Former congressman Todd Rokita has earned the endorsement of the Indiana State Police Alliance in his bid to become the next Indiana Attorney General.
The Indianapolis City-County Council on Monday approved a measure that gives teeth to the city’s minority-contracting program.
Anne Mullin O’Connor will become corporation counsel for the city of Indianapolis at the end of the month, replacing Donald Morgan, who has worked for the city since 2016, Mayor Joe Hogsett announced Wednesday.
Scenes from protests have dominated television screens for months. People of all ages, sizes, races, genders and backgrounds have participated in events calling for an end to racial inequality. But how do judges fit into the mix?
Anticipating a shortage of poll workers on Election Day, the Indiana Supreme Court has joined the recruitment effort.
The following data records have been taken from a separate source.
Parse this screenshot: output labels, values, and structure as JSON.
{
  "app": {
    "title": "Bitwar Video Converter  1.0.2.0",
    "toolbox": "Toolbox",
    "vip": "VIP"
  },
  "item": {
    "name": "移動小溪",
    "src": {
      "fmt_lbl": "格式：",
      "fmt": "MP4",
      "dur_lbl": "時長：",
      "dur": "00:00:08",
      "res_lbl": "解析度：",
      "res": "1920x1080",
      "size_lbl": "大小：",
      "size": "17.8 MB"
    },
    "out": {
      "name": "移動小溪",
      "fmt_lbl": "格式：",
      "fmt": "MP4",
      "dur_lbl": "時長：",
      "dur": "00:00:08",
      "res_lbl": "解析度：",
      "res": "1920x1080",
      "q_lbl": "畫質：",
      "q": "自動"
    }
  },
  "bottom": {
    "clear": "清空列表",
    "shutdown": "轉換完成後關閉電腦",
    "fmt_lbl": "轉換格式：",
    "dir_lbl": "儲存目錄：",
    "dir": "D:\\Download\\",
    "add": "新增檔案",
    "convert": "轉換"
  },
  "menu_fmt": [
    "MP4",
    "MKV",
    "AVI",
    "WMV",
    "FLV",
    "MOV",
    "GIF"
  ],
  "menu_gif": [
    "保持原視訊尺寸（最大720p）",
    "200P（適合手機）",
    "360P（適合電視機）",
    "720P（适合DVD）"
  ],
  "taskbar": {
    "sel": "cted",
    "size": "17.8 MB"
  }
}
Lawyers who serve on Nov. 3 will be able to claim up to one hour of continuing legal education credit for going through the training and report the time worked as pro bono hours.
While politicians often decry bureaucracy and red tape, a bill passed by Indiana legislators in 2020 changed a single word in a state statute and, as a result, raised an extra hurdle for Hoosiers trying to get a document recorded at their local county recorder’s office.
A bipartisan group of current and former Marion County prosecutors are publicly backing the Biden-Harris 2020 presidential ticket, saying they “strongly disagree” with the notion of law and order touted by President Donald Trump.
Less than two months before the November presidential election, the Indiana Attorney General is countering a push to remove the state’s restrictions on mail-in voting by telling the 7th Circuit Court of Appeals those restrictions guard against fraud and encourage voter turnout.